- EXERCISE REQUIREMENTS: Pull every line with "your" from the data below and copy it.

- DATA FOR THIS EXERCISE:
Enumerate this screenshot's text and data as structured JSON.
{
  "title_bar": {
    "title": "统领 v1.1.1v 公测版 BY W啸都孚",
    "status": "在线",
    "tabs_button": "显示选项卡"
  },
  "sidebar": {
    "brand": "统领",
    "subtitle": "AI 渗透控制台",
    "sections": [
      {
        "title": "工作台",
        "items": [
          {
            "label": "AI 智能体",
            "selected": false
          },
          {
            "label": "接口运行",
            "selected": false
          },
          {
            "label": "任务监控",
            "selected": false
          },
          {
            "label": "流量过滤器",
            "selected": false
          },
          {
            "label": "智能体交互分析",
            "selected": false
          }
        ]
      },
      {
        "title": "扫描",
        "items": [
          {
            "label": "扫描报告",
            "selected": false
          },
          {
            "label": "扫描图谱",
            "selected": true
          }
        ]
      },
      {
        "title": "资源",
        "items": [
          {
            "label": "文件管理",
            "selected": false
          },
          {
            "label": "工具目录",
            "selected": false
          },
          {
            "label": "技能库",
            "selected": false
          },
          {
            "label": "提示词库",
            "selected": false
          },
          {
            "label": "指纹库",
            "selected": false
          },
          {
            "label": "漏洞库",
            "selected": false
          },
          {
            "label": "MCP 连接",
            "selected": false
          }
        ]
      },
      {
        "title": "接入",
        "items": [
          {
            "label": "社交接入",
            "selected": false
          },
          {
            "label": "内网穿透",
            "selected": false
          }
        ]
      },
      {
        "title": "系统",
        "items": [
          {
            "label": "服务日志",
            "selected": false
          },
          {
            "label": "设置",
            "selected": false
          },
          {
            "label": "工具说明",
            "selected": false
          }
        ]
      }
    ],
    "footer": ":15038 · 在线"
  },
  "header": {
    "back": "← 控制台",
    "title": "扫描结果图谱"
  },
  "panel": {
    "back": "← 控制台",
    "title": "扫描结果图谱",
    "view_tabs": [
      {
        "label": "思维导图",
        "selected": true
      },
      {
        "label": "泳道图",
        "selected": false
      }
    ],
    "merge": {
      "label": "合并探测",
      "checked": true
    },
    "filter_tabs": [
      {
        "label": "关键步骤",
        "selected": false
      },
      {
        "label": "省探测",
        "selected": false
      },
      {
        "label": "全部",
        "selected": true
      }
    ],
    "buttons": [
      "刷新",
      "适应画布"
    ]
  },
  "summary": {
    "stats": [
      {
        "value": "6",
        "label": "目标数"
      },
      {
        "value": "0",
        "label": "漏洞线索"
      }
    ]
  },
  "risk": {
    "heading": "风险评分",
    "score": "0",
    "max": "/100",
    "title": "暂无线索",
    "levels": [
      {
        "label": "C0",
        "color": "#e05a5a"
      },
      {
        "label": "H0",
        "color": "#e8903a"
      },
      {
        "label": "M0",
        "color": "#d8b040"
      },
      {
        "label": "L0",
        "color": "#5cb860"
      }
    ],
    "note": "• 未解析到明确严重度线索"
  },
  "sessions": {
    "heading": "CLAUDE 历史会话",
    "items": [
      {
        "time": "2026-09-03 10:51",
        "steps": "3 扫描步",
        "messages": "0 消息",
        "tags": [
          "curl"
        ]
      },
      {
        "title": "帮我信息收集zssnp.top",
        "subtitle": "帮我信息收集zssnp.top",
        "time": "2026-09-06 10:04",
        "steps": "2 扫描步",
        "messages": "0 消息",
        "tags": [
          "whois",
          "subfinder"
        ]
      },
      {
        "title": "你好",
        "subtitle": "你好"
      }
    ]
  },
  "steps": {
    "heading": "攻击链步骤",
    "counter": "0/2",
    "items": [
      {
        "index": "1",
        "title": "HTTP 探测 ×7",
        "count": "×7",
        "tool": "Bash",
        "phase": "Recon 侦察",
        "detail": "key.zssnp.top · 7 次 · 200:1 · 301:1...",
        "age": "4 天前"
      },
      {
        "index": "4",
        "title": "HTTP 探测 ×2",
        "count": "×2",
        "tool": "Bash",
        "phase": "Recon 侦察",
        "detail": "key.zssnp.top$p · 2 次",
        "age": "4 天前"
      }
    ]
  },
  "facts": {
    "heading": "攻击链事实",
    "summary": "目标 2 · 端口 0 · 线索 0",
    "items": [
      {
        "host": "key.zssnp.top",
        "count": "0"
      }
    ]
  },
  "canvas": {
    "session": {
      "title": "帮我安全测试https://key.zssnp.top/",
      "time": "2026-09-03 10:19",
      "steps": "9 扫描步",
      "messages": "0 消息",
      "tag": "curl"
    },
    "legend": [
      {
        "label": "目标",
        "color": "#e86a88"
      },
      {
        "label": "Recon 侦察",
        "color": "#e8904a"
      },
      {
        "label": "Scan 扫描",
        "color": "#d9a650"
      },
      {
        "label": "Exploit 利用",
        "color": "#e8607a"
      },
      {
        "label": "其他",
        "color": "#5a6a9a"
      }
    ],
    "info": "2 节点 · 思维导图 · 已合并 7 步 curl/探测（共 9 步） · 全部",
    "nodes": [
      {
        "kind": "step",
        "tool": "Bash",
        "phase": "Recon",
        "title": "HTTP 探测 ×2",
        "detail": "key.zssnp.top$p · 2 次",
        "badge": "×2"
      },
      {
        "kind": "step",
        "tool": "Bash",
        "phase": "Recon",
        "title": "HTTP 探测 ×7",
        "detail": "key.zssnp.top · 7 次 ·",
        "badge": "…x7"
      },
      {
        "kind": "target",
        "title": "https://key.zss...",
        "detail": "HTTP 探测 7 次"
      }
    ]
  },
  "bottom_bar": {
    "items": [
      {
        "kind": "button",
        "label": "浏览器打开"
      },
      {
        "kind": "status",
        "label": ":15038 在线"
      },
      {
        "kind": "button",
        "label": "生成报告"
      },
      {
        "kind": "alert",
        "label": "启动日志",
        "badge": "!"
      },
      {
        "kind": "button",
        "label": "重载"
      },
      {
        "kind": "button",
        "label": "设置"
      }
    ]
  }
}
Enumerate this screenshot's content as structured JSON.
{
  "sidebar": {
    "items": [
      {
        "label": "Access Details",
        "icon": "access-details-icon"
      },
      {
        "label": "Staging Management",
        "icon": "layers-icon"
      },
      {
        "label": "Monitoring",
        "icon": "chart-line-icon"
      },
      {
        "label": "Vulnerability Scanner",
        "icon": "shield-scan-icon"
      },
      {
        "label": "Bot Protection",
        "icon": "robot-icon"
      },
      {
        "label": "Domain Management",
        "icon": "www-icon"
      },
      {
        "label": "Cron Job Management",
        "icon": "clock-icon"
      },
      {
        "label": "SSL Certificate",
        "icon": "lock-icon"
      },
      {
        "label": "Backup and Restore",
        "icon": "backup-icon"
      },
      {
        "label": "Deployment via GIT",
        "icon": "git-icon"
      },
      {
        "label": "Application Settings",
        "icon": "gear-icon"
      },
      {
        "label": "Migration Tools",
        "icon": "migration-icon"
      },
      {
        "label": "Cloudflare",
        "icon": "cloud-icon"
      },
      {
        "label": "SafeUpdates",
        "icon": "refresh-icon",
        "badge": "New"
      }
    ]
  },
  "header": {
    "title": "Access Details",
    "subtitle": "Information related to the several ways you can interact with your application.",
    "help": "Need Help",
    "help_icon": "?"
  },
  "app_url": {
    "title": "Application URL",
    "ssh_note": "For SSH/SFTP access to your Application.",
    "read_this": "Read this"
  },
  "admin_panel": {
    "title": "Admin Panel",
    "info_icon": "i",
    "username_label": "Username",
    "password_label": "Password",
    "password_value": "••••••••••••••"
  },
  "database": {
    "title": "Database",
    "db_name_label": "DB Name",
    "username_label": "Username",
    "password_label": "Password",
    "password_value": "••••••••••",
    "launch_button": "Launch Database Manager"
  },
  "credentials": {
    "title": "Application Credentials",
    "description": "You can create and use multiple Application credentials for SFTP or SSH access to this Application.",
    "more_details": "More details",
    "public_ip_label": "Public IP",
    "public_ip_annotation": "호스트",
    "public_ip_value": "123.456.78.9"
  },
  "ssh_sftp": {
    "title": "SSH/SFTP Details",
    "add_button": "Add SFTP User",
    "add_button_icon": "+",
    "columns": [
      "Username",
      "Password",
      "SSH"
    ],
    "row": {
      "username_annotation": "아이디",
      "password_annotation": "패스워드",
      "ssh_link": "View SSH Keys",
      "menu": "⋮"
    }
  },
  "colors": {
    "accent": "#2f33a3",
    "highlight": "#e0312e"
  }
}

- OUTPUT FOR THIS TASK:
    "subtitle": "Information related to the several ways you can interact with your application.",
    "ssh_note": "For SSH/SFTP access to your Application.",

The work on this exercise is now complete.